What is Shirdi Sai’s outlook for the next five years?

We intend to target the export markets, mainly the EU, U.S. as well as domestic markets. With new planned PLI capacities to be announced, we expect it to be enough to supply both domestic markets and export. We are currently building a 4 GW capacity plant but eventually want to take it to 10 GW in multiple phases for this project. The 10 GW will be each segment covering Ingot, wafer, cell, module, and glass manufacturing.

For PLI (Tranche-I), we qualified for 4 GW, and according to the MNRE/IREDA, we are eligible to apply for a capacity of 6 GW in PLI (Tranche-II), which we intend to apply for, and if we do qualify for it post bidding, we will set up 10 GW facilities post the initial 4 GW capacity. However, PLI alone will not be the driving factor for us to reach 10GW capacity.

Does India have enough bill of materials (BOM) component supply to support the upcoming manufacturing capacities?

While we can easily source most of the BOM components for the module, glass seems to be the toughest one to procure due to the shortage of capacities in the country. With three players qualifying for the PLI program and expected to come up with 10 GW capacity each, we ought to face a shortage of glass supply, which is just typically 4-5 GW now. Some of us are now planning our own capacities for captive consumption.

Indian BOM component manufacturers still have a long way to go to meet the quality standards as the segment is very new, and thus, the dependency is still on imports.

How are you managing the polysilicon price fluctuation challenge?

The biggest issue is polysilicon prices. In mid-December, it went up to $44 per kg, then it was down to $20 per kg in early January, and now it is back to $27 to $28 per kg. The reason behind this huge fluctuation is that many polysilicon capacities came only after mid-December and then went up again because of the delay in contract signings. We predict the prices will go down to $15 per kg by the end of 2023.

We don’t see any other problems for the downstream part except for ingot making, where polysilicon is required as a charging input material. Securing a polysilicon contract at least a year in advance is crucial to obtain the required purity, considering the price fluctuations. We can’t say if the purchasing price is competitive or not.

Do you think Indian manufacturers can match up to their Chinese counterparts anytime soon?

Even with BCD, the Chinese still have a significant hold a significant market share in India, as their prices are comparatively lower (volume of scale) with better quality (comes with experience), because India still doesn’t have the raw materials required for manufacturing Ingot-wafers (crucible, hot-zone, diamond wire saw), Cell ( silver paste, screens, specialty gases, etc). It takes several years of research to get the requisite quality of silver paste (with required conductivity and cost competitiveness) that could be used for a solar cell, and no manufacturer in India is ready to invest in it. There has been no progress in silver paste manufacturing in the country. Indian solar cell manufacturers depend majorly on imports of specialty gases like Silane, ammonia, N20, BCI3, TMAI, BCI3, etc., used in cell manufacturing.
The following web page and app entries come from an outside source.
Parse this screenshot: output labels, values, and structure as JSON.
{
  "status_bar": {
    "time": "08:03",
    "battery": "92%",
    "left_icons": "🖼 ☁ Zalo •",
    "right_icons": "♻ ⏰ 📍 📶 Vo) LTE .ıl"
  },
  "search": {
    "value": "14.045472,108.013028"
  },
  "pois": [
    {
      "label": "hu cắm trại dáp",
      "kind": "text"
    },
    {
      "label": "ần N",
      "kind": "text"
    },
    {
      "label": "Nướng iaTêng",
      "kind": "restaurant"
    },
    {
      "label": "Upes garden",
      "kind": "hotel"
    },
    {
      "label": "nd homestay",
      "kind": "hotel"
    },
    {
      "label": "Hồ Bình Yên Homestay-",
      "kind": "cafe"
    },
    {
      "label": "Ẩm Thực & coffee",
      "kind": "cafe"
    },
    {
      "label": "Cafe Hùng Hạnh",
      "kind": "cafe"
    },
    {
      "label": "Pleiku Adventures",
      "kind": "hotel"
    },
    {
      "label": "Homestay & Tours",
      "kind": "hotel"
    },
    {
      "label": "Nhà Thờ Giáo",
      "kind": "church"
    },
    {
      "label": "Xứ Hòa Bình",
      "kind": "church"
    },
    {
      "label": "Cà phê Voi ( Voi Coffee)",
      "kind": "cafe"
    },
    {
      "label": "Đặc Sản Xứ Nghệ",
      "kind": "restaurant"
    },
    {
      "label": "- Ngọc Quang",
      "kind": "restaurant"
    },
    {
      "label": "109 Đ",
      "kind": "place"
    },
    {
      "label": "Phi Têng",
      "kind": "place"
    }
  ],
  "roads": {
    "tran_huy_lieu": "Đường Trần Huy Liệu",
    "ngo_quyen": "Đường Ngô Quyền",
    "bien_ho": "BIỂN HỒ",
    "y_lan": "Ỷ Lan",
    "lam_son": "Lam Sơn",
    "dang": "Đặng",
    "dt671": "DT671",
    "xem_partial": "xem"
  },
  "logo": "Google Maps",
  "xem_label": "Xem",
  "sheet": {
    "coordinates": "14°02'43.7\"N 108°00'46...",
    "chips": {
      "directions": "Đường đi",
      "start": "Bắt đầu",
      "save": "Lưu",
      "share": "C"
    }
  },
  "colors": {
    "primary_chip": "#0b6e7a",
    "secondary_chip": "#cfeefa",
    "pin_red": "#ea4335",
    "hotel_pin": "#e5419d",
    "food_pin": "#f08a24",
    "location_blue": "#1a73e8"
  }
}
Also, it’s important that the Indian government must consider announcing PLI for solar equipment manufacturing, which could set up a basic platform in the next five years to create a complete manufacturing ecosystem.

According to recent news, China is considering an export ban on ingot and wafer equipment, which will hurt us a lot, in case it happens because Indian labor is still fairly new when it comes to ingot and wafer manufacturing. We have skilled labor and other resources available for cell and module manufacturing but not for the latter. We have other potential equipment suppliers from Korea, Germany, and the U.S. to rely on, but they are mostly into semiconductor-grade manufacturing and not solar-grade, which would make the equipment a few times more expensive, pushing the CAPEX out of the roof. Although the ban is not finalized yet and is still in consultation, we still have some glimmer of hope that it would not continue. We, as manufacturers, have to be prepared for such a setback anyway.